Imagine that a novel virus caused chaos and led to significant restrictions on public movement and…

Oh. Hello Covid-19! No need to imagine the government crackdown or the population’s reactions. But actually, that just makes ‘Songs by Dead Girls’, first published in 2018, EVEN BETTER because it’s so perfectly pitched. Now I don’t mean that Kelly perfectly predicted the government response to Covid, but her unerring insight into the realities of public health enforcement mean that the world building in this series is completely convincing. For me, one of the most striking instances of this insight came when one character reflected that:

‘Virus policy was educated guesswork, a series of decisions based loosely on research, and tempered by the level of restrictions on their liberty the electorate would tolerate. It might be a crisis, but everyone in the chamber still wanted to be re-elected.’
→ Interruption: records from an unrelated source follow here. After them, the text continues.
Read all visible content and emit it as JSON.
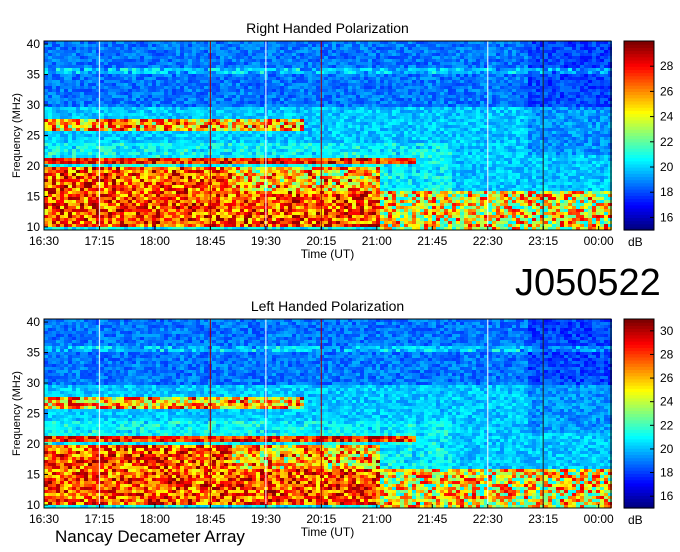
{
  "figure_id": "J050522",
  "footer": "Nancay Decameter Array",
  "chart_data": [
    {
      "type": "heatmap",
      "title": "Right Handed Polarization",
      "xlabel": "Time (UT)",
      "ylabel": "Frequency (MHz)",
      "x_ticks": [
        "16:30",
        "17:15",
        "18:00",
        "18:45",
        "19:30",
        "20:15",
        "21:00",
        "21:45",
        "22:30",
        "23:15",
        "00:00"
      ],
      "y_ticks": [
        10,
        15,
        20,
        25,
        30,
        35,
        40
      ],
      "ylim": [
        9.5,
        40.5
      ],
      "xrange_ut": [
        "16:30",
        "00:10"
      ],
      "colorbar": {
        "label": "dB",
        "ticks": [
          16,
          18,
          20,
          22,
          24,
          26,
          28
        ],
        "range": [
          15,
          30
        ]
      },
      "description_of_intensity": {
        "strong_bands_mhz": [
          [
            10,
            20
          ],
          [
            21,
            22
          ],
          [
            26,
            28
          ]
        ],
        "strong_until_ut": "21:00"
      }
    },
    {
      "type": "heatmap",
      "title": "Left Handed Polarization",
      "xlabel": "Time (UT)",
      "ylabel": "Frequency (MHz)",
      "x_ticks": [
        "16:30",
        "17:15",
        "18:00",
        "18:45",
        "19:30",
        "20:15",
        "21:00",
        "21:45",
        "22:30",
        "23:15",
        "00:00"
      ],
      "y_ticks": [
        10,
        15,
        20,
        25,
        30,
        35,
        40
      ],
      "ylim": [
        9.5,
        40.5
      ],
      "xrange_ut": [
        "16:30",
        "00:10"
      ],
      "colorbar": {
        "label": "dB",
        "ticks": [
          16,
          18,
          20,
          22,
          24,
          26,
          28,
          30
        ],
        "range": [
          15,
          31
        ]
      },
      "description_of_intensity": {
        "strong_bands_mhz": [
          [
            10,
            20
          ],
          [
            21,
            22
          ],
          [
            26,
            28
          ]
        ],
        "strong_until_ut": "21:00"
      }
    }
  ]
}
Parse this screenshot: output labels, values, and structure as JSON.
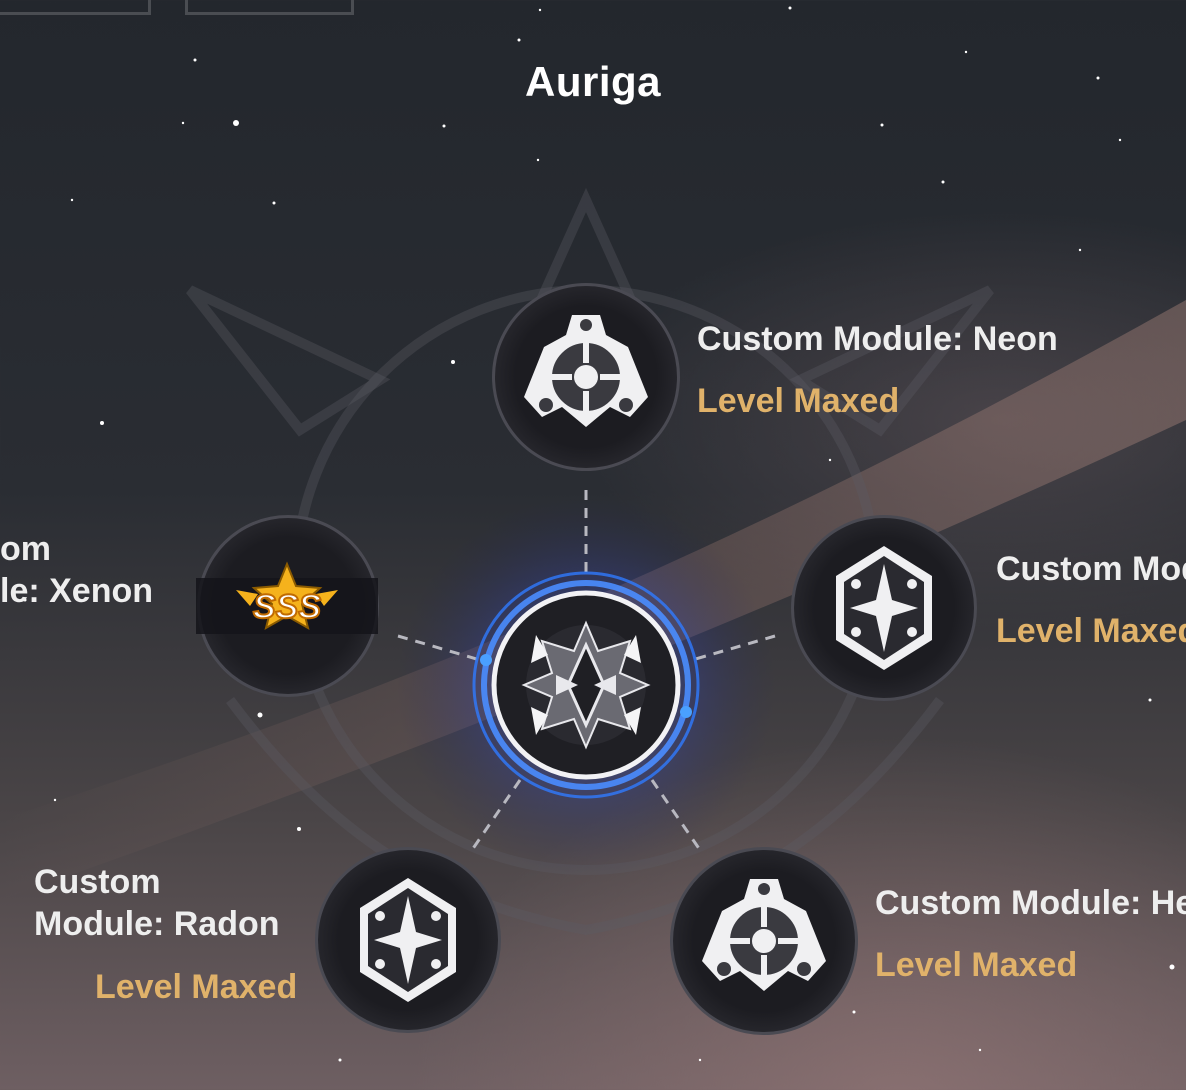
{
  "title": "Auriga",
  "modules": {
    "neon": {
      "name": "Custom Module: Neon",
      "status": "Level Maxed",
      "icon": "gear-shield-icon"
    },
    "xenon": {
      "name_line1": "om",
      "name_line2": "le: Xenon",
      "badge": "SSS",
      "icon": "sss-rank-badge-icon"
    },
    "right": {
      "name": "Custom Mod",
      "status": "Level Maxed",
      "icon": "star-hexagon-icon"
    },
    "radon": {
      "name_line1": "Custom",
      "name_line2": "Module: Radon",
      "status": "Level Maxed",
      "icon": "star-hexagon-icon"
    },
    "helium": {
      "name": "Custom Module: He",
      "status": "Level Maxed",
      "icon": "gear-shield-icon"
    }
  },
  "center": {
    "icon": "auriga-core-emblem-icon"
  },
  "colors": {
    "status": "#e0b26a",
    "accent_blue": "#2f7bff",
    "node_ring": "#7a7a84",
    "badge_gold": "#f5b21c"
  }
}
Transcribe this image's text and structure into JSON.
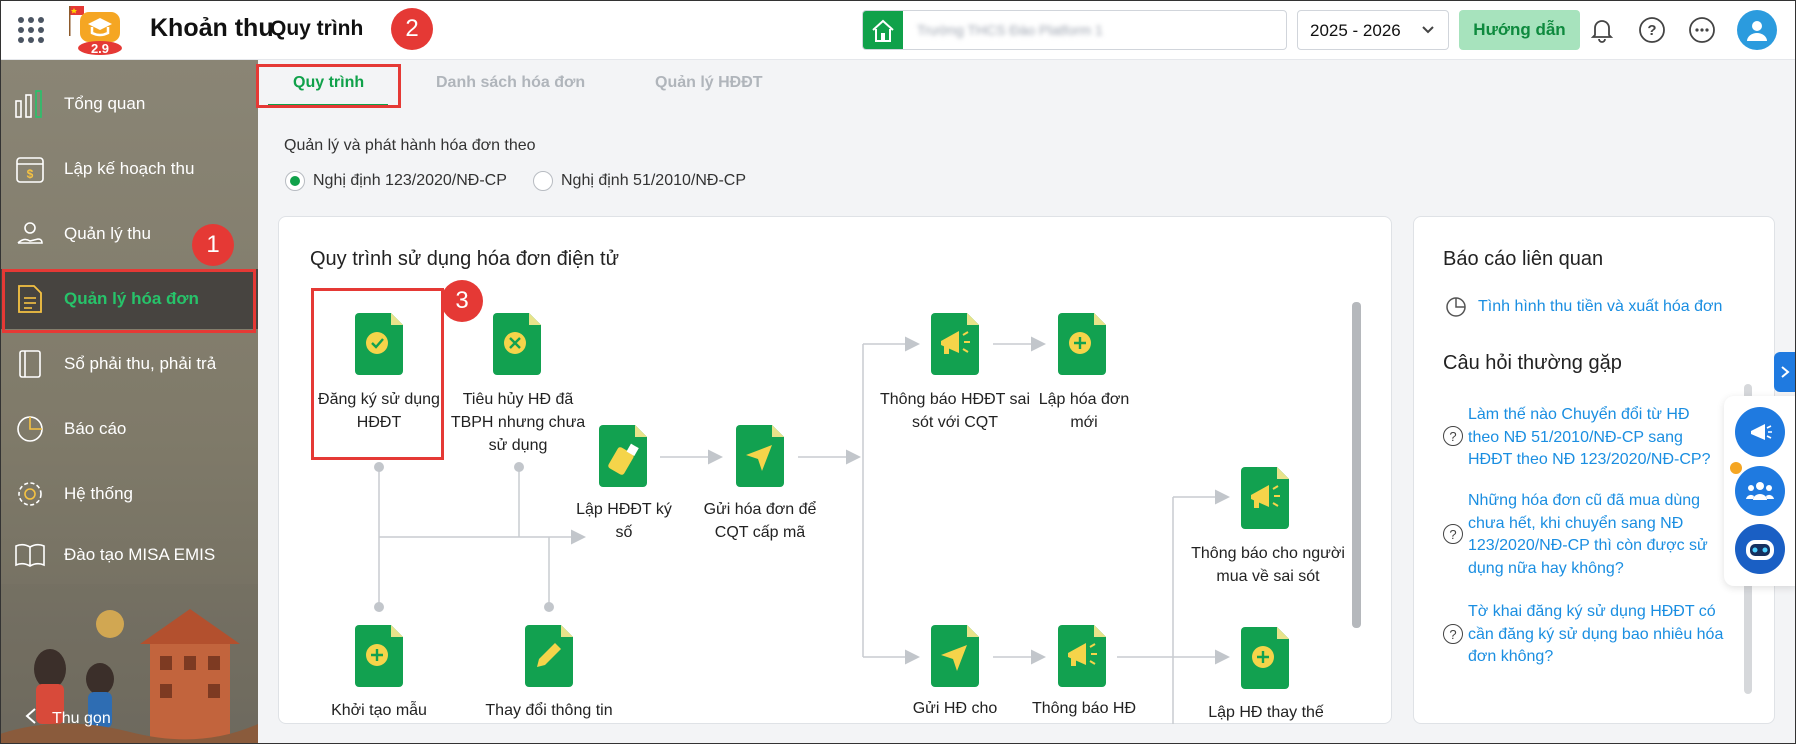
{
  "header": {
    "app_title": "Khoản thu",
    "page_title": "Quy trình",
    "school_name": "Trường THCS Đào Platform 1",
    "school_year": "2025 - 2026",
    "guide_label": "Hướng dẫn",
    "logo_text": "2.9",
    "accent_color": "#10a14a"
  },
  "sidebar": {
    "items": [
      {
        "label": "Tổng quan",
        "icon": "bar-chart-icon"
      },
      {
        "label": "Lập kế hoạch thu",
        "icon": "calendar-money-icon"
      },
      {
        "label": "Quản lý thu",
        "icon": "hand-coin-icon"
      },
      {
        "label": "Quản lý hóa đơn",
        "icon": "invoice-document-icon",
        "active": true
      },
      {
        "label": "Sổ phải thu, phải trả",
        "icon": "ledger-book-icon"
      },
      {
        "label": "Báo cáo",
        "icon": "pie-chart-icon"
      },
      {
        "label": "Hệ thống",
        "icon": "gear-icon"
      },
      {
        "label": "Đào tạo MISA EMIS",
        "icon": "open-book-icon"
      }
    ],
    "collapse_label": "Thu gọn"
  },
  "tabs": [
    {
      "label": "Quy trình",
      "active": true
    },
    {
      "label": "Danh sách hóa đơn"
    },
    {
      "label": "Quản lý HĐĐT"
    }
  ],
  "annotations": [
    "1",
    "2",
    "3"
  ],
  "decree": {
    "label": "Quản lý và phát hành hóa đơn theo",
    "options": [
      {
        "label": "Nghị định 123/2020/NĐ-CP",
        "selected": true
      },
      {
        "label": "Nghị định 51/2010/NĐ-CP",
        "selected": false
      }
    ]
  },
  "workflow": {
    "title": "Quy trình sử dụng hóa đơn điện tử",
    "steps": [
      {
        "label": "Đăng ký sử dụng HĐĐT",
        "icon": "check-doc-icon"
      },
      {
        "label": "Tiêu hủy HĐ đã TBPH nhưng chưa sử dụng",
        "icon": "cancel-doc-icon"
      },
      {
        "label": "Lập HĐĐT ký số",
        "icon": "usb-token-doc-icon"
      },
      {
        "label": "Gửi hóa đơn để CQT cấp mã",
        "icon": "send-doc-icon"
      },
      {
        "label": "Thông báo HĐĐT sai sót với CQT",
        "icon": "megaphone-doc-icon"
      },
      {
        "label": "Lập hóa đơn mới",
        "icon": "plus-doc-icon"
      },
      {
        "label": "Thông báo cho người mua về sai sót",
        "icon": "megaphone-doc-icon"
      },
      {
        "label": "Khởi tạo mẫu",
        "icon": "plus-doc-icon"
      },
      {
        "label": "Thay đổi thông tin",
        "icon": "edit-doc-icon"
      },
      {
        "label": "Gửi HĐ cho",
        "icon": "send-doc-icon"
      },
      {
        "label": "Thông báo HĐ",
        "icon": "megaphone-doc-icon"
      },
      {
        "label": "Lập HĐ thay thế",
        "icon": "plus-doc-icon"
      }
    ]
  },
  "related": {
    "title": "Báo cáo liên quan",
    "report_link": "Tình hình thu tiền và xuất hóa đơn",
    "faq_title": "Câu hỏi thường gặp",
    "faqs": [
      "Làm thế nào Chuyển đổi từ HĐ theo NĐ 51/2010/NĐ-CP sang HĐĐT theo NĐ 123/2020/NĐ-CP?",
      "Những hóa đơn cũ đã mua dùng chưa hết, khi chuyển sang NĐ 123/2020/NĐ-CP thì còn được sử dụng nữa hay không?",
      "Tờ khai đăng ký sử dụng HĐĐT có cần đăng ký sử dụng bao nhiêu hóa đơn không?"
    ]
  }
}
Sound familiar?

But let’s start at the beginning.

What’s it about?

Since the Virus arrived, all members of the population must attend a monthly health check, thereby verifying their public health status and allowing them access to public life. Mona, Bernard, Maitland and Carole form the core of the North Edinburgh Health Enforcement Team, working to make Edinburgh safer. A miscellaneous bag of police officers and health workers drafted in to enforce virus policy by chasing health check defaulters, they are used to being spat on, avoided and lied to, but as they have suffered the Virus and survived, their immune status and, erm, personality quirks, have ensured that they remain in post.

Of course, not everyone is convinced that mandatory health checks are a good idea, and when a leading architect of the policy disappears mere days before his own health check, Mona and her boss, Paterson, are dispatched to find him – quietly! – to escort him to his health check and avoid embarrassing the government.

Meanwhile, Maitland, Bernard and Carole are left to run the office and hunt for a confirmed defaulter, a woman who they soon realise must be a prostitute. This ought to be a relatively simple task, but Maitland is struggling to get on top of the admin and Carole is distracted by her son, so between a missed memo, an unsuccessful meeting with a politician and a well placed kick in the jaw, there’s soon just as much chaos in the HET office as there is on the trail of the missing Professor…

What’s it like?

Brilliantly entertaining from the outset, which involves Mona and Bernard donning stab proof vests and contemplating visiting a defaulter who they know is likely to be either ‘a wrong ‘un’ or dead (due to being a ‘wrong ‘un’!)

I particularly feel for Bernard, whose background has not prepared him for this job as well as Mona’s did. In a typical reflection, Bernard hopes that:

‘Amongst his many secret fears was that on one of these jaunts he was actually going to have a cardiac arrest. His only hope was that the heart failure would be instantly fatal, and wouldn’t involve him having to face the ridicule of the HET team from a hospital bed.’

This is a series that is simultaneously gritty and cosy: no matter that Carole’s face is ‘pouring with blood’ in the blurb, we can feel confident that she’s going to make it through to book 3. Speaking of which, although I have read and enjoyed the first book in the series, (called ‘The Health of Strangers’,) it is not necessary to have done so in order to enjoy this book. Everything you need to know is covered briskly during the course of the first few pages in a natural way.

Final thoughts

I really enjoyed reading this. I enjoyed the dark humour, the banter between the HET team and the difficulties they encounter in their respective tasks. As mentioned before, the depiction of politics and policy is especially convincing. At one point Bernard watches the news and reflects that:

‘The Virus was not the first item, which was good because there were obviously no heightened threats. It was also bad, because it meant that the Virus had slipped from being the lead item to being routine news to be fitted in between cabinet rebellions, trade talks and the And finally heart-warming closer. Virus news coverage had passed from acute to chronic.’

In fact, the only element I wasn’t sure about was the ending. Instead of a final conclusion, there’s a sense of chaos, of an escalating plot. I wondered whether book 3 would open on the resolution of what appeared to be a cliff hanger, but a scan of the blurb suggests it is a separate story. This led me to reread the final pages of the first book to discover the same type of conclusion. It seems Kelly just likes dramatic endings! I would have liked a neater ending, but on reflection, that would be out of keeping with the nature of the story, in which the HET is ultimately a political construction and therefore vulnerable to political winds…

‘Songs by Dead Girls’ was a real page turner and I look forward to reading ‘Death at the Plague Museum’.

‘Songs by Dead Girls’,
Lesley Kelly,
2019, Sandstone Press, paperback